[Start of section]

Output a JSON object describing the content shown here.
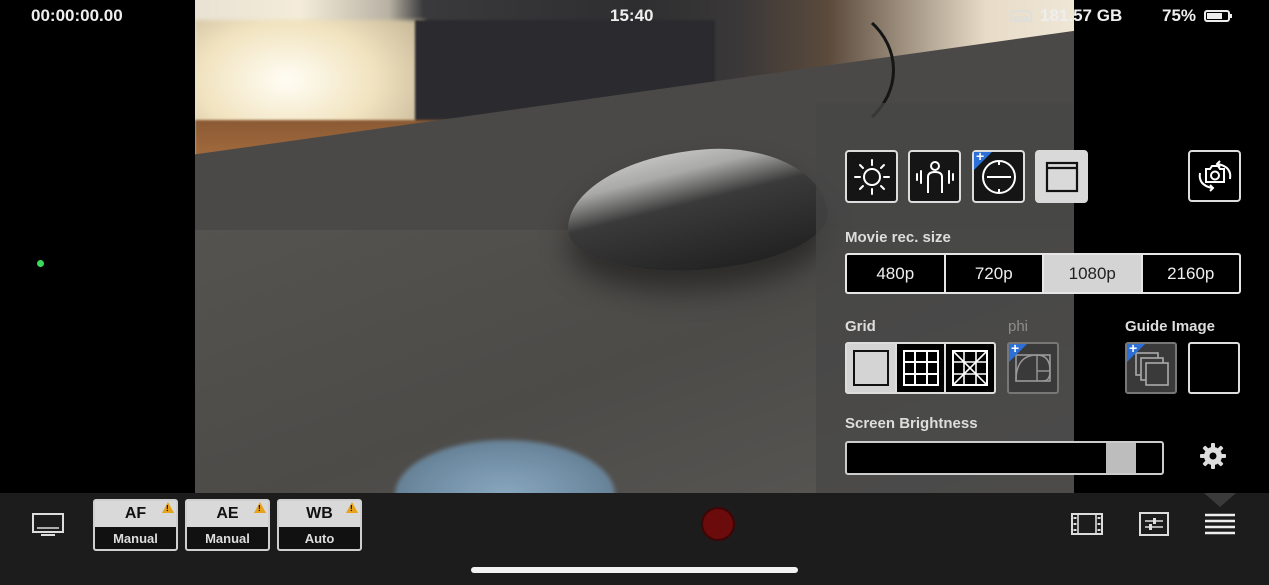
{
  "status_bar": {
    "timecode": "00:00:00.00",
    "clock": "15:40",
    "storage": "181.57 GB",
    "battery": "75%",
    "battery_level": 0.75
  },
  "panel": {
    "tools": [
      {
        "name": "exposure-icon",
        "active": false
      },
      {
        "name": "stabilization-icon",
        "active": false
      },
      {
        "name": "timer-icon",
        "active": false,
        "plus": true
      },
      {
        "name": "frame-icon",
        "active": true
      }
    ],
    "movie_size_label": "Movie rec. size",
    "movie_sizes": [
      "480p",
      "720p",
      "1080p",
      "2160p"
    ],
    "movie_size_selected": "1080p",
    "grid_label": "Grid",
    "phi_label": "phi",
    "guide_image_label": "Guide Image",
    "screen_brightness_label": "Screen Brightness",
    "screen_brightness_level": 0.91
  },
  "bottom_bar": {
    "af": {
      "title": "AF",
      "value": "Manual"
    },
    "ae": {
      "title": "AE",
      "value": "Manual"
    },
    "wb": {
      "title": "WB",
      "value": "Auto"
    }
  },
  "colors": {
    "record": "#6b0b0b",
    "warning": "#e6a21a",
    "plus_badge": "#2c6fd6",
    "rec_indicator": "#3adb5a"
  }
}
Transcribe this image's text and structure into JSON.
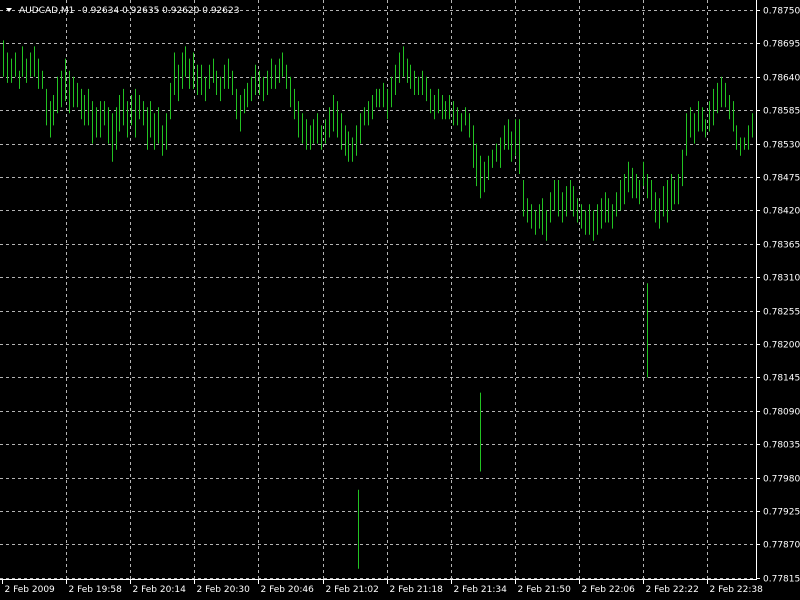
{
  "chart_data": {
    "type": "bar",
    "symbol": "AUDCAD,M1",
    "quote": "0.92634 0.92635 0.92620 0.92623",
    "x_tick_labels": [
      "2 Feb 2009",
      "2 Feb 19:58",
      "2 Feb 20:14",
      "2 Feb 20:30",
      "2 Feb 20:46",
      "2 Feb 21:02",
      "2 Feb 21:18",
      "2 Feb 21:34",
      "2 Feb 21:50",
      "2 Feb 22:06",
      "2 Feb 22:22",
      "2 Feb 22:38"
    ],
    "y_tick_labels": [
      "0.78750",
      "0.78695",
      "0.78640",
      "0.78585",
      "0.78530",
      "0.78475",
      "0.78420",
      "0.78365",
      "0.78310",
      "0.78255",
      "0.78200",
      "0.78145",
      "0.78090",
      "0.78035",
      "0.77980",
      "0.77925",
      "0.77870",
      "0.77815"
    ],
    "ylim": [
      0.77815,
      0.7875
    ],
    "grid": true,
    "colors": {
      "background": "#000000",
      "grid": "#b4b4b4",
      "bars": "#22c322",
      "text": "#ffffff",
      "axis": "#ffffff"
    },
    "series": [
      {
        "values": [
          [
            0.787,
            0.7864
          ],
          [
            0.7868,
            0.7863
          ],
          [
            0.7867,
            0.7863
          ],
          [
            0.7868,
            0.7864
          ],
          [
            0.7865,
            0.7862
          ],
          [
            0.7869,
            0.7864
          ],
          [
            0.7867,
            0.7863
          ],
          [
            0.7868,
            0.7864
          ],
          [
            0.7869,
            0.7864
          ],
          [
            0.7867,
            0.7862
          ],
          [
            0.7865,
            0.7862
          ],
          [
            0.7862,
            0.7856
          ],
          [
            0.786,
            0.7854
          ],
          [
            0.7861,
            0.7856
          ],
          [
            0.7864,
            0.7858
          ],
          [
            0.7865,
            0.7859
          ],
          [
            0.7867,
            0.786
          ],
          [
            0.7865,
            0.7858
          ],
          [
            0.7864,
            0.7859
          ],
          [
            0.7863,
            0.7859
          ],
          [
            0.7862,
            0.7857
          ],
          [
            0.7861,
            0.7856
          ],
          [
            0.7862,
            0.7856
          ],
          [
            0.786,
            0.7853
          ],
          [
            0.7859,
            0.7854
          ],
          [
            0.786,
            0.7854
          ],
          [
            0.786,
            0.7856
          ],
          [
            0.7859,
            0.7853
          ],
          [
            0.7858,
            0.785
          ],
          [
            0.7859,
            0.7852
          ],
          [
            0.7861,
            0.7855
          ],
          [
            0.7862,
            0.7856
          ],
          [
            0.786,
            0.7854
          ],
          [
            0.7861,
            0.7856
          ],
          [
            0.7862,
            0.7854
          ],
          [
            0.7861,
            0.7857
          ],
          [
            0.786,
            0.7856
          ],
          [
            0.7859,
            0.7852
          ],
          [
            0.786,
            0.7854
          ],
          [
            0.7858,
            0.7852
          ],
          [
            0.7859,
            0.7853
          ],
          [
            0.7856,
            0.7851
          ],
          [
            0.7858,
            0.7852
          ],
          [
            0.7863,
            0.7857
          ],
          [
            0.7868,
            0.7861
          ],
          [
            0.7866,
            0.786
          ],
          [
            0.7868,
            0.7862
          ],
          [
            0.7869,
            0.7864
          ],
          [
            0.7867,
            0.7862
          ],
          [
            0.7868,
            0.7862
          ],
          [
            0.7866,
            0.7861
          ],
          [
            0.7866,
            0.7861
          ],
          [
            0.7864,
            0.786
          ],
          [
            0.7866,
            0.7862
          ],
          [
            0.7867,
            0.7863
          ],
          [
            0.7865,
            0.7861
          ],
          [
            0.7864,
            0.786
          ],
          [
            0.7866,
            0.7862
          ],
          [
            0.7867,
            0.7862
          ],
          [
            0.7865,
            0.7861
          ],
          [
            0.7862,
            0.7857
          ],
          [
            0.7861,
            0.7855
          ],
          [
            0.7862,
            0.7858
          ],
          [
            0.7863,
            0.7859
          ],
          [
            0.7864,
            0.786
          ],
          [
            0.7866,
            0.7861
          ],
          [
            0.7865,
            0.7861
          ],
          [
            0.7864,
            0.786
          ],
          [
            0.7865,
            0.7861
          ],
          [
            0.7867,
            0.7862
          ],
          [
            0.7866,
            0.7862
          ],
          [
            0.7867,
            0.7863
          ],
          [
            0.7868,
            0.7864
          ],
          [
            0.7866,
            0.7862
          ],
          [
            0.7864,
            0.7859
          ],
          [
            0.7862,
            0.7857
          ],
          [
            0.786,
            0.7854
          ],
          [
            0.7858,
            0.7853
          ],
          [
            0.7857,
            0.7852
          ],
          [
            0.7856,
            0.7852
          ],
          [
            0.7857,
            0.7853
          ],
          [
            0.7858,
            0.7853
          ],
          [
            0.7856,
            0.7852
          ],
          [
            0.7857,
            0.7853
          ],
          [
            0.7859,
            0.7854
          ],
          [
            0.7861,
            0.7855
          ],
          [
            0.786,
            0.7854
          ],
          [
            0.7858,
            0.7852
          ],
          [
            0.7856,
            0.7851
          ],
          [
            0.7855,
            0.785
          ],
          [
            0.7854,
            0.785
          ],
          [
            0.7856,
            0.7851
          ],
          [
            0.7858,
            0.7853
          ],
          [
            0.7859,
            0.7856
          ],
          [
            0.786,
            0.7856
          ],
          [
            0.7861,
            0.7857
          ],
          [
            0.7862,
            0.7859
          ],
          [
            0.7862,
            0.7859
          ],
          [
            0.7863,
            0.7859
          ],
          [
            0.7862,
            0.7857
          ],
          [
            0.7864,
            0.7859
          ],
          [
            0.7866,
            0.7861
          ],
          [
            0.7868,
            0.7863
          ],
          [
            0.7869,
            0.7864
          ],
          [
            0.7867,
            0.7863
          ],
          [
            0.7866,
            0.7862
          ],
          [
            0.7865,
            0.7861
          ],
          [
            0.7864,
            0.7861
          ],
          [
            0.7865,
            0.7861
          ],
          [
            0.7864,
            0.786
          ],
          [
            0.7862,
            0.7858
          ],
          [
            0.7861,
            0.7857
          ],
          [
            0.7862,
            0.7858
          ],
          [
            0.7861,
            0.7857
          ],
          [
            0.786,
            0.7857
          ],
          [
            0.7861,
            0.7857
          ],
          [
            0.786,
            0.7856
          ],
          [
            0.7859,
            0.7856
          ],
          [
            0.7858,
            0.7855
          ],
          [
            0.7859,
            0.7856
          ],
          [
            0.7858,
            0.7854
          ],
          [
            0.7856,
            0.7849
          ],
          [
            0.7853,
            0.7846
          ],
          [
            0.7851,
            0.7844
          ],
          [
            0.785,
            0.7845
          ],
          [
            0.7851,
            0.7847
          ],
          [
            0.7852,
            0.7849
          ],
          [
            0.7853,
            0.785
          ],
          [
            0.7854,
            0.7849
          ],
          [
            0.7856,
            0.7852
          ],
          [
            0.7857,
            0.7852
          ],
          [
            0.7855,
            0.785
          ],
          [
            0.7857,
            0.7851
          ],
          [
            0.7857,
            0.7848
          ],
          [
            0.7847,
            0.7841
          ],
          [
            0.7844,
            0.784
          ],
          [
            0.7843,
            0.7839
          ],
          [
            0.7842,
            0.7838
          ],
          [
            0.7843,
            0.7839
          ],
          [
            0.7844,
            0.7838
          ],
          [
            0.7842,
            0.7837
          ],
          [
            0.7845,
            0.784
          ],
          [
            0.7847,
            0.7842
          ],
          [
            0.7847,
            0.7841
          ],
          [
            0.7845,
            0.784
          ],
          [
            0.7846,
            0.7841
          ],
          [
            0.7847,
            0.7842
          ],
          [
            0.7846,
            0.7841
          ],
          [
            0.7844,
            0.784
          ],
          [
            0.7843,
            0.7839
          ],
          [
            0.7842,
            0.7838
          ],
          [
            0.7843,
            0.7838
          ],
          [
            0.7842,
            0.7837
          ],
          [
            0.7843,
            0.7838
          ],
          [
            0.7844,
            0.7839
          ],
          [
            0.7845,
            0.784
          ],
          [
            0.7844,
            0.784
          ],
          [
            0.7843,
            0.7839
          ],
          [
            0.7845,
            0.7841
          ],
          [
            0.7847,
            0.7842
          ],
          [
            0.7848,
            0.7843
          ],
          [
            0.785,
            0.7845
          ],
          [
            0.7849,
            0.7844
          ],
          [
            0.7848,
            0.7844
          ],
          [
            0.7847,
            0.7843
          ],
          [
            0.785,
            0.7846
          ],
          [
            0.7848,
            0.7844
          ],
          [
            0.7847,
            0.7842
          ],
          [
            0.7845,
            0.784
          ],
          [
            0.7844,
            0.7839
          ],
          [
            0.7846,
            0.7841
          ],
          [
            0.7847,
            0.784
          ],
          [
            0.7848,
            0.7842
          ],
          [
            0.7847,
            0.7843
          ],
          [
            0.7848,
            0.7843
          ],
          [
            0.7852,
            0.7846
          ],
          [
            0.7858,
            0.7851
          ],
          [
            0.7859,
            0.7854
          ],
          [
            0.7858,
            0.7853
          ],
          [
            0.786,
            0.7855
          ],
          [
            0.7859,
            0.7855
          ],
          [
            0.7857,
            0.7854
          ],
          [
            0.786,
            0.7855
          ],
          [
            0.7862,
            0.7856
          ],
          [
            0.7863,
            0.7858
          ],
          [
            0.7864,
            0.7859
          ],
          [
            0.7863,
            0.7859
          ],
          [
            0.7861,
            0.7857
          ],
          [
            0.786,
            0.7855
          ],
          [
            0.7856,
            0.7852
          ],
          [
            0.7854,
            0.7851
          ],
          [
            0.7854,
            0.7852
          ],
          [
            0.7856,
            0.7852
          ],
          [
            0.7858,
            0.7854
          ]
        ],
        "spikes": [
          [
            0.7796,
            0.7783
          ],
          [
            0.7812,
            0.7799
          ],
          [
            0.783,
            0.78145
          ]
        ]
      }
    ]
  }
}
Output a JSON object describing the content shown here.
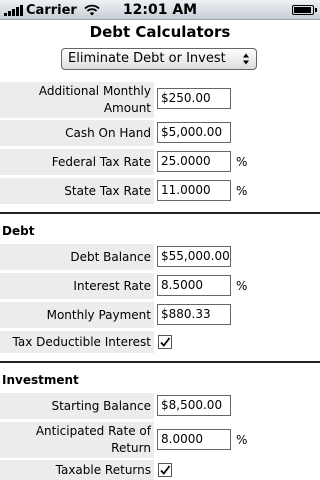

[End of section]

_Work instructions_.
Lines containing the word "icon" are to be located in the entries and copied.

_Solution for this task_.
        "name": "exposure-icon",
        "name": "stabilization-icon",
        "name": "timer-icon",
        "name": "frame-icon",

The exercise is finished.